The Ipatiev Monastery is a male monastery situated on the bank of the Kostroma River just opposite the city of Kostroma. It was founded around 1330 by a Tatar convert, Prince Chet, whose male-line descendants include Solomonia Saburova and Boris Godunov.
In 1435, Vasily II concluded a peace with his cousin Vasily Kosoy there. At that time, the cloister was a notable centre of learning. It was here that Nikolay Karamzin discovered a set of three 14th-century chronicles, including the Primary Chronicle, now known as the Hypatian Codex.
During the Time of Troubles in Russia, the Ipatiev Monastery was occupied by the supporters of False Dmitriy II in the spring of 1609. In September of that same year, the monastery was captured by the Muscovite army after a long siege. On March 14, 1613, the Zemsky Sobor announced that Mikhail Romanov, who had been in this monastery at that time, would be the Russian tsar.

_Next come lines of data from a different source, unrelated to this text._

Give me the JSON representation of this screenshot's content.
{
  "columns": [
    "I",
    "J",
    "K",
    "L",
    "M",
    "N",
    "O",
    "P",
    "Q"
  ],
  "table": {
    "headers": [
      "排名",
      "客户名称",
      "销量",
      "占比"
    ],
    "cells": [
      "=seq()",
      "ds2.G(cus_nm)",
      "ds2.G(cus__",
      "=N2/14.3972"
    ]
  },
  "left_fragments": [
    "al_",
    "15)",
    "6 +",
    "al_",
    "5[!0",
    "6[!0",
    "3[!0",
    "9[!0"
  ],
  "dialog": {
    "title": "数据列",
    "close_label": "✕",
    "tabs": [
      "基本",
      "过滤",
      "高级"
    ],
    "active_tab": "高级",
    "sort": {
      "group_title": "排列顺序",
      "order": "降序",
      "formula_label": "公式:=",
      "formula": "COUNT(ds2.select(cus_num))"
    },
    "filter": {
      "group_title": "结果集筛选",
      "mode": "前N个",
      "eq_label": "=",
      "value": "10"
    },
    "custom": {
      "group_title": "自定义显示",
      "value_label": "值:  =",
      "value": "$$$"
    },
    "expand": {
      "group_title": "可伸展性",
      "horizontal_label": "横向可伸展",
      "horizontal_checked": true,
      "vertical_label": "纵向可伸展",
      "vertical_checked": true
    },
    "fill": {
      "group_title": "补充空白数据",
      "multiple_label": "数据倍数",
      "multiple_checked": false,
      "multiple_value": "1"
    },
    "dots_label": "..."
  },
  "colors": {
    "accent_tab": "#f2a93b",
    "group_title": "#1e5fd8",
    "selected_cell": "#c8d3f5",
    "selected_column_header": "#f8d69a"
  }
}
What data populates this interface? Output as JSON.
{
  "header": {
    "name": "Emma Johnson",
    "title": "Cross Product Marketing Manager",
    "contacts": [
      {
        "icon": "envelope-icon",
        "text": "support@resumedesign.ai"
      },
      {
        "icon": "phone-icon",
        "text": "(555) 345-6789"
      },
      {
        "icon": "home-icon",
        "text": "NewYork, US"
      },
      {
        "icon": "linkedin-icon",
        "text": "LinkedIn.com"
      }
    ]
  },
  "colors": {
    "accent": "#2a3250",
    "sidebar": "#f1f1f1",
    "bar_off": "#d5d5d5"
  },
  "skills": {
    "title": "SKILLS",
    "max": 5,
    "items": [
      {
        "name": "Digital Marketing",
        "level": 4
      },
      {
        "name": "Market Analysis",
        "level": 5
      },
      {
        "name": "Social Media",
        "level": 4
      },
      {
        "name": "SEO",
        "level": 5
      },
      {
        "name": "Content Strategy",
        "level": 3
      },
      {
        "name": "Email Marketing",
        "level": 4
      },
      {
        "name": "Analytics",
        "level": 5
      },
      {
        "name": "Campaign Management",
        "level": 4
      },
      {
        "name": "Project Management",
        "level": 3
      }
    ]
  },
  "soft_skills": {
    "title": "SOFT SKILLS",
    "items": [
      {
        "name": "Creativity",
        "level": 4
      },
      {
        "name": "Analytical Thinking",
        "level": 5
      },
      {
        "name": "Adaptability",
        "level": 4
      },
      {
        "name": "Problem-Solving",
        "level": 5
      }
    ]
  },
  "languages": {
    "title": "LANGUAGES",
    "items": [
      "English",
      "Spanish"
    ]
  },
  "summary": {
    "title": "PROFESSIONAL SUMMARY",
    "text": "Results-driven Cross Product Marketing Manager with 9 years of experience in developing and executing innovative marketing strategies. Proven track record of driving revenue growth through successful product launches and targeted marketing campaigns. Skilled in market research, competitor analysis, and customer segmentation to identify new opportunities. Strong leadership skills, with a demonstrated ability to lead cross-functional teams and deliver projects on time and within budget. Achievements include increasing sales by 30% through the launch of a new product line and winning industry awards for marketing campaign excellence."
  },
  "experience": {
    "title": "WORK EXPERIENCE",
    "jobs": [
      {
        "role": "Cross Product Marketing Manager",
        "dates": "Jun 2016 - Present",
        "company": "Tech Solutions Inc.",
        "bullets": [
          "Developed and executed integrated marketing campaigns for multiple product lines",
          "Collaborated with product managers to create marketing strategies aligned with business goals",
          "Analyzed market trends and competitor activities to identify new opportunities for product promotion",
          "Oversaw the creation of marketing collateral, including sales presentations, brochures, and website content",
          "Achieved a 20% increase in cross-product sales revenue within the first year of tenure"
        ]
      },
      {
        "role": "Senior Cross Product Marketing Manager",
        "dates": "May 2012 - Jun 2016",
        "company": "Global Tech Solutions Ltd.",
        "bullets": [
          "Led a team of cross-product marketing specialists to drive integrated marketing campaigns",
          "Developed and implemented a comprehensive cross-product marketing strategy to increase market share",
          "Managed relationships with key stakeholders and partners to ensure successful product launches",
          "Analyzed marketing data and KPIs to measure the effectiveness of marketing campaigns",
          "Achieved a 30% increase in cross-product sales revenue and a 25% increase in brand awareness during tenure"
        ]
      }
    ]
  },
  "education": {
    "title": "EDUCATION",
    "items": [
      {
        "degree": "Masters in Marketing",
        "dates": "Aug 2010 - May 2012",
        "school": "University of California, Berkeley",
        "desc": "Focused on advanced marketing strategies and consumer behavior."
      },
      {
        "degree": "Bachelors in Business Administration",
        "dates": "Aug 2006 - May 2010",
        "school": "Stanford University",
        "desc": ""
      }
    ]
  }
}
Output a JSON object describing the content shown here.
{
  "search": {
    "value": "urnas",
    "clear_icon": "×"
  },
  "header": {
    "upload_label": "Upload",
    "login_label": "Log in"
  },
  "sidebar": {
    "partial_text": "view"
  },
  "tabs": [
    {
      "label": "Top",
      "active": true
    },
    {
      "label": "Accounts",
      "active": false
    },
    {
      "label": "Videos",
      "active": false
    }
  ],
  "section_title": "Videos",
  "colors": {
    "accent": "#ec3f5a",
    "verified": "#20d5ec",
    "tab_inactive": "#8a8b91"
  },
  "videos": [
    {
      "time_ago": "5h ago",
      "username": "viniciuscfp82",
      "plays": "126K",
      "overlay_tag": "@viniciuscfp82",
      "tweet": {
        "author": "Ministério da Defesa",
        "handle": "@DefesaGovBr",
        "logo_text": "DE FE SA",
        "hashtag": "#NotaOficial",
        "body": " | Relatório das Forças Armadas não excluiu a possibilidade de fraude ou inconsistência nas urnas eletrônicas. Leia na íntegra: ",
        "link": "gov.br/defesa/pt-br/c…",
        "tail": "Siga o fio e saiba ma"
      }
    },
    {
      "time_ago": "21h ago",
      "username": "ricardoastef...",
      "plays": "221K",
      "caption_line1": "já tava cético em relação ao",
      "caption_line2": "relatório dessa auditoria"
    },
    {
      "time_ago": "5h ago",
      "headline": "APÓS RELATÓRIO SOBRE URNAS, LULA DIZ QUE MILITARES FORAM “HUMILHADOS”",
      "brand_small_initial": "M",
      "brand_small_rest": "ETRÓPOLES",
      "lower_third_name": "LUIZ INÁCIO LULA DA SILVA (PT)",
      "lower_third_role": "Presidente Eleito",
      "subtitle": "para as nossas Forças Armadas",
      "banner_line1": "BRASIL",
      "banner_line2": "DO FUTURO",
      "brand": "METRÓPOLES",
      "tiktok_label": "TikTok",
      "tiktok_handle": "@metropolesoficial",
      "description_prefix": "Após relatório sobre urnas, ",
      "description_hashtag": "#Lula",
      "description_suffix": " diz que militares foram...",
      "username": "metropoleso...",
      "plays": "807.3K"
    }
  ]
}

Most of the monastery buildings date from the 16th and 17th centuries. The Trinity Cathedral is famous for its elaborately painted interior. A smaller church was demolished by the Soviet authorities. There are plans to reconstruct it and consecrate it to the New Martyrs of the Romanov family. The main entrance from the riverside was designed by the celebrated Konstantin Thon. A private house of Mikhail Romanov was restored on the orders of Alexander II of Russia, but even Konstantin Pobedonostsev questioned the authenticity of this reconstruction.
The Ipatiev Monastery was disbanded after the October Revolution in 1917. It has been a part of the historical and architectural preservation, but recently the authorities decided to return it to the Russian Orthodox Church, despite strong opposition from museum officials.
In September 2002 one of the most prominent museum exhibits, the large wooden church (1628) from Spas-Vezhi village, was destroyed by fire.References:
The Church of St Donatus name refers to Donatus of Zadar, who began construction on this church in the 9th century and ended it on the northeastern part of the Roman forum. It is the largest Pre-Romanesque building in Croatia.
The beginning of the building of the church was placed to the second half of the 8th century, and it is supposed to have been completed in the 9th century. The Zadar bishop and diplomat Donat (8th and 9th centuries) is credited with the building of the church. He led the representations of the Dalmatian cities to Constantinople and Charles the Great, which is why this church bears slight resemblance to Charlemagne"s court chapels, especially the one in Aachen, and also to the Basilica of San Vitale in Ravenna. It belongs to the Pre-Romanesque architectural period.
The circular church, formerly domed, is 27 m high and is characterised by simplicity and technical primitivism.